**WHAT TO WORK ON:**
Give the number of lines in the following entries that contain the word "title", with nothing added.

─── INFORMATION SUPPLIED

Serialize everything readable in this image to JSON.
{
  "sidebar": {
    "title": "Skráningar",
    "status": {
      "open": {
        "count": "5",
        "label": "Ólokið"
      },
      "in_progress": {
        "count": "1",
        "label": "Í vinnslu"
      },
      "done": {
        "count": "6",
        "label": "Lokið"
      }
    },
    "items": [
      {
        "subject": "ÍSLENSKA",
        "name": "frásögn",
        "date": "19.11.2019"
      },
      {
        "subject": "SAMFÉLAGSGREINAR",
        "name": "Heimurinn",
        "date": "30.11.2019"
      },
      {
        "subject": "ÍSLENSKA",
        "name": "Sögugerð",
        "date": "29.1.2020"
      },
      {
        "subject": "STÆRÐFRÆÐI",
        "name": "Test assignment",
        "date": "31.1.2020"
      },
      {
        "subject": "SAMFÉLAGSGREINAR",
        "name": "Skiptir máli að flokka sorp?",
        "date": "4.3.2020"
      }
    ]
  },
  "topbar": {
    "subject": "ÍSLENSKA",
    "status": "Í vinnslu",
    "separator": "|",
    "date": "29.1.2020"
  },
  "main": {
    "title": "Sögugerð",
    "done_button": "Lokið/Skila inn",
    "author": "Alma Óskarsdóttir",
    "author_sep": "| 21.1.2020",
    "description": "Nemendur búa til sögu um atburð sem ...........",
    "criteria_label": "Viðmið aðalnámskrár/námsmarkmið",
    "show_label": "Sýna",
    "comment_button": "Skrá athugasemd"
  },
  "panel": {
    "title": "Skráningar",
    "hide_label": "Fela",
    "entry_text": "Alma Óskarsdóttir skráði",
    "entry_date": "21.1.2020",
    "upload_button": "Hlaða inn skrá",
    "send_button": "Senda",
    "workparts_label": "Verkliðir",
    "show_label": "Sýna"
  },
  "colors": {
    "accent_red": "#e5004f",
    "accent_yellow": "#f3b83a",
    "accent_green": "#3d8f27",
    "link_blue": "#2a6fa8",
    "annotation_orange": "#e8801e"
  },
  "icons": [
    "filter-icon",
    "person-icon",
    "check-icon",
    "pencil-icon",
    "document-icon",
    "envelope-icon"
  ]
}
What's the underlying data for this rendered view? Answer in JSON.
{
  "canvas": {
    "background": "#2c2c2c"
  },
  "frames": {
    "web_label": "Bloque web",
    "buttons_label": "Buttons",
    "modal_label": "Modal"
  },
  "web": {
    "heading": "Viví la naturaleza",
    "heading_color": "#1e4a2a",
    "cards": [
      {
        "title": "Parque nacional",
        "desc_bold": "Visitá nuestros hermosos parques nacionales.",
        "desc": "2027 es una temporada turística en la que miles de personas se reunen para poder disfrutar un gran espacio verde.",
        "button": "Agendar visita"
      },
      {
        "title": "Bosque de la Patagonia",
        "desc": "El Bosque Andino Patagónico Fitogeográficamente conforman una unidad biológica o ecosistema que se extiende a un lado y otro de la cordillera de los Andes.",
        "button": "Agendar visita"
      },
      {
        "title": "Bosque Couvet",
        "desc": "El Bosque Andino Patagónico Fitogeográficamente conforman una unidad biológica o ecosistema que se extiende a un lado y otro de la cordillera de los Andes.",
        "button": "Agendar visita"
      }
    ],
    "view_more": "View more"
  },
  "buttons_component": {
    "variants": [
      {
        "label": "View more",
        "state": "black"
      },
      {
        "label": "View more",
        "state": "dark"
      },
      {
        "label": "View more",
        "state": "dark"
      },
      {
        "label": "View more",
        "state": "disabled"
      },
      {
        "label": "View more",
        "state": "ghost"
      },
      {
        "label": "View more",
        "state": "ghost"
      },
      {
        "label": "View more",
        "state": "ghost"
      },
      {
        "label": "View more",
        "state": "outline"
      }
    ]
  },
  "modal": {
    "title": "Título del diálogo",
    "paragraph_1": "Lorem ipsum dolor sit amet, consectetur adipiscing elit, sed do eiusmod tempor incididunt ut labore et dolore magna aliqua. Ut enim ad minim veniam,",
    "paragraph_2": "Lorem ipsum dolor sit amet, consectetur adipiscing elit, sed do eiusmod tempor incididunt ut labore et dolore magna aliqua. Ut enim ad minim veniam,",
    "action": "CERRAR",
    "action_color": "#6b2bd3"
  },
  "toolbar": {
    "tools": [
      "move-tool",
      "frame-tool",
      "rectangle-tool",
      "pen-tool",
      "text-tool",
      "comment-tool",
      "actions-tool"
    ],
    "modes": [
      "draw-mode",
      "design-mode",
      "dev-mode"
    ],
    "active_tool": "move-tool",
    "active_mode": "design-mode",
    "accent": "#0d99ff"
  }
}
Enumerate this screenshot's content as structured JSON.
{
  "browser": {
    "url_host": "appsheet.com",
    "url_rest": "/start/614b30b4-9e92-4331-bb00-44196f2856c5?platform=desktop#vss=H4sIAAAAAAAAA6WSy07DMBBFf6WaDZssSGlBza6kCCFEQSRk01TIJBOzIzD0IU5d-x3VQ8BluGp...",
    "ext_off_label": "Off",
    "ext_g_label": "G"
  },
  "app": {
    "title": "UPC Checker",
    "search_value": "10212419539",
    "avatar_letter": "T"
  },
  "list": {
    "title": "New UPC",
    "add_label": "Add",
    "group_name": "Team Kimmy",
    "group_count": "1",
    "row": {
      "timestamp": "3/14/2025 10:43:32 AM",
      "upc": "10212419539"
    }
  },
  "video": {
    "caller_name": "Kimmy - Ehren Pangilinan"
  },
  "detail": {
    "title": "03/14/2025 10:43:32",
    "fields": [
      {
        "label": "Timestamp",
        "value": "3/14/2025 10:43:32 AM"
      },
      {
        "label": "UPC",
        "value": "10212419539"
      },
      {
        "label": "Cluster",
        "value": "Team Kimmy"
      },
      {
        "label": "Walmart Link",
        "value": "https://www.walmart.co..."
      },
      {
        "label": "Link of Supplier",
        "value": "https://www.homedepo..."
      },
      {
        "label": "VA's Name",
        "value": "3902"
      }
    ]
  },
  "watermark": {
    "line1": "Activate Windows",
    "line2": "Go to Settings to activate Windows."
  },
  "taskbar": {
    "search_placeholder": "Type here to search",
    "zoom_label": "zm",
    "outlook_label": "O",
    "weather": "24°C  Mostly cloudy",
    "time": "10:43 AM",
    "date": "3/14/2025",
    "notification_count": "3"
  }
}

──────

**TASK OUTPUT:**
10